I had only been five days in the country. But they were five days without electricity nor current water (except the first day in Dakar). And this is why I completely forgot about Ziguinchor until I was looking at the pictures. The city is ugly and does not have much. But my experience was that of finding an oasis in a desert. It happened that some relatives of Sadio lived in one of the prettiest colonial houses in the city, with its porches and plants, kitchens and bathrooms and well, almost all the first world things. We got there by night and left in the morning, but during those hours we got tea and food that tasted glory. We talked to the parents and the kids, who were the nicest people, and whom I just almost forgot. And this is what hit me and made me write. Traveling has these moments were some people show you their nicest side, who intimate with you faster than many people in your place, and then you never see them again and you almost forget about them. It gets me.

The trip continued to the beaches and islands in the west, to Serekunda in Gambia (more monkeys!) and back to the suburbs of Dakar. Always trying to find the relatives of Sadio and always succeeding. This was very surprising to me since in the suburbs there were no such things as street names and numbers and doors. We just asked people and walked. The end of the trip I did it alone up to St Louis and to the natural reserve of Djoujd’ in the north. Djoujd’ is an incredible natural park. I get very excited when I see animals in the wild and in this case it was special. They were the animals from The Lion King! No lions of course. It’s one of the first places with water after the Sahara, so thousands of emigrating birds stop here before following south.
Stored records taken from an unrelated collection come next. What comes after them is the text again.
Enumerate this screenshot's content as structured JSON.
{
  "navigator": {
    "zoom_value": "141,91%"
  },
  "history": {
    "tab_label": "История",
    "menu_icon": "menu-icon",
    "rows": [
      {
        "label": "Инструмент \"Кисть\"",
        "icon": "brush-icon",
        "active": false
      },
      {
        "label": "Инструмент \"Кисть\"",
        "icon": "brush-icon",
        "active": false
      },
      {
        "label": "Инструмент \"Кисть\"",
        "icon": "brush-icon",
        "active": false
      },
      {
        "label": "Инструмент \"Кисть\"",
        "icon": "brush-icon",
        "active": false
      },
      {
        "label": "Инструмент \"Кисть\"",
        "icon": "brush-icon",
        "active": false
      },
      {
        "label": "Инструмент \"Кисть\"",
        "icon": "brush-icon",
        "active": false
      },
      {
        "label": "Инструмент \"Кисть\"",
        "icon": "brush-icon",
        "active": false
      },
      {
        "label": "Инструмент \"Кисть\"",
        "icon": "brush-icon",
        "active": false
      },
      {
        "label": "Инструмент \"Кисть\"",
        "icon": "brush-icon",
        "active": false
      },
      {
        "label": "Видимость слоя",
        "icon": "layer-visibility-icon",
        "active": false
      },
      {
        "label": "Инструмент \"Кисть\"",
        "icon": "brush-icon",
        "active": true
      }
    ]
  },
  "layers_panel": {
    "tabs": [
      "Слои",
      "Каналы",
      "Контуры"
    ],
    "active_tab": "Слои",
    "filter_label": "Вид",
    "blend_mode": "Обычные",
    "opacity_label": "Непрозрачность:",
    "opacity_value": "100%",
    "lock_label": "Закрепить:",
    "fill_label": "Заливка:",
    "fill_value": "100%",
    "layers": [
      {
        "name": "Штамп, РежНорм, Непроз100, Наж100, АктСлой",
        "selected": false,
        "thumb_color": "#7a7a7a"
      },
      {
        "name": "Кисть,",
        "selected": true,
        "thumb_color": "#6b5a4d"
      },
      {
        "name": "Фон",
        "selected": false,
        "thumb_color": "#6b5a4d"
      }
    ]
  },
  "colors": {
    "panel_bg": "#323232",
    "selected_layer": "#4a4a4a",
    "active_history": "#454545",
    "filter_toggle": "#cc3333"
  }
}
One can also see crocodriles, large iguanas, and Pumbas.

Looking back, this trip was probably the most intense, exotic, and harsh that I have ever made. I got to see a little part of the real Africa and I am happy for this.